- **To do**: Search the records for the word "color" and copy each line in which it appears.

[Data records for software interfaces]
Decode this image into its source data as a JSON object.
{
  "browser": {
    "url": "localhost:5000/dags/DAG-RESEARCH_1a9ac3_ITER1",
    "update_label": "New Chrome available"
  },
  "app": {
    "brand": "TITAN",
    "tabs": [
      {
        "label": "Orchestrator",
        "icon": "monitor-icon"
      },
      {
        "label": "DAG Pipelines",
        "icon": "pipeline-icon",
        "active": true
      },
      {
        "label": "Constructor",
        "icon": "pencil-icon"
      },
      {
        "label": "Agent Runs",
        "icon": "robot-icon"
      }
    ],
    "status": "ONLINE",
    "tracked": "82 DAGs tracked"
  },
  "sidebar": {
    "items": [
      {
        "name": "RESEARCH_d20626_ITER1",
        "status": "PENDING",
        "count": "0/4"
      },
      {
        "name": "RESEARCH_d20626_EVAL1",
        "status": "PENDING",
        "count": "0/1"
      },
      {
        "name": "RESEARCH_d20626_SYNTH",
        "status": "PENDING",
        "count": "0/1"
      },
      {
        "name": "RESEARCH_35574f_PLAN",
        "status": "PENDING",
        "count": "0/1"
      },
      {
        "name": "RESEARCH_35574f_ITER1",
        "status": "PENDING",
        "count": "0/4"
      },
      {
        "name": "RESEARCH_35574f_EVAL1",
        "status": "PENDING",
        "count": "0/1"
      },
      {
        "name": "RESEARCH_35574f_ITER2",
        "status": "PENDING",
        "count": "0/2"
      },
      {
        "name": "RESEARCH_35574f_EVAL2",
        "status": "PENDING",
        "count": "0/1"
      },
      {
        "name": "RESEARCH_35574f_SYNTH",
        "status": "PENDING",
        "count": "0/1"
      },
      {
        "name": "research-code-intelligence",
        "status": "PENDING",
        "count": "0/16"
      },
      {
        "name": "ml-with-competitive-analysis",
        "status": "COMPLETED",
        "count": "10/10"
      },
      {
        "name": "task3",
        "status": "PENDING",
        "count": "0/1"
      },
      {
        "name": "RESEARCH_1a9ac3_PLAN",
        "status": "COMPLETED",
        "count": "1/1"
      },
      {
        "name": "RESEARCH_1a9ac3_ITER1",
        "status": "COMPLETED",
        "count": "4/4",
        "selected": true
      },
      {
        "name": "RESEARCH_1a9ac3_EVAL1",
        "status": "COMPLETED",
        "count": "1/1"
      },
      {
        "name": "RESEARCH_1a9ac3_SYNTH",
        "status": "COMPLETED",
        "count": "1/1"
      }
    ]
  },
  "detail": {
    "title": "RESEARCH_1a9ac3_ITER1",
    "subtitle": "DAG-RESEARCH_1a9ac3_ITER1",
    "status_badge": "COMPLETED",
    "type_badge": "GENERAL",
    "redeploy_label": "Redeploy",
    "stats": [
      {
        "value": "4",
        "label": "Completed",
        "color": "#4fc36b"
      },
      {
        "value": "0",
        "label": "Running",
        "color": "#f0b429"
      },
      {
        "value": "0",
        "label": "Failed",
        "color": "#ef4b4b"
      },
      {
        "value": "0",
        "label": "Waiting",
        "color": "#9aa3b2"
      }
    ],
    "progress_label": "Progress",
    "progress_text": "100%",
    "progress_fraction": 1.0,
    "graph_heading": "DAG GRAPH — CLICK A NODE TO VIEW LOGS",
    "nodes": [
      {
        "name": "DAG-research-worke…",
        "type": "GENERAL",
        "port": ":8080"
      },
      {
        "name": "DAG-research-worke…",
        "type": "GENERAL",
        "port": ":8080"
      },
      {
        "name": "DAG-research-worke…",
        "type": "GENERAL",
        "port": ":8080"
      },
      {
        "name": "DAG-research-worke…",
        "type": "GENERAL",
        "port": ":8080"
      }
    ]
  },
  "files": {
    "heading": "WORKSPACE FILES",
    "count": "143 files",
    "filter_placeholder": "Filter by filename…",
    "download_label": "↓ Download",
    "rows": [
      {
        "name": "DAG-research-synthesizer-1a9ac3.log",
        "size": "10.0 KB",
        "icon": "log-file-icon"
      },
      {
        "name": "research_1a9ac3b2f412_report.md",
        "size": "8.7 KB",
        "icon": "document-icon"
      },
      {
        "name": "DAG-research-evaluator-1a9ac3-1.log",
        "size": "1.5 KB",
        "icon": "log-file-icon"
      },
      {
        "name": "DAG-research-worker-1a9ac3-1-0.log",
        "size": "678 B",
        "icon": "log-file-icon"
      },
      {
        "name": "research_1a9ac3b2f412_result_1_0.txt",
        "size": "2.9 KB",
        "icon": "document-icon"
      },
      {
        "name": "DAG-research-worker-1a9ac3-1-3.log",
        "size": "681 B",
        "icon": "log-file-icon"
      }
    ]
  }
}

- **Answer for the task**:
        "color": "#4fc36b"
        "color": "#f0b429"
        "color": "#ef4b4b"
        "color": "#9aa3b2"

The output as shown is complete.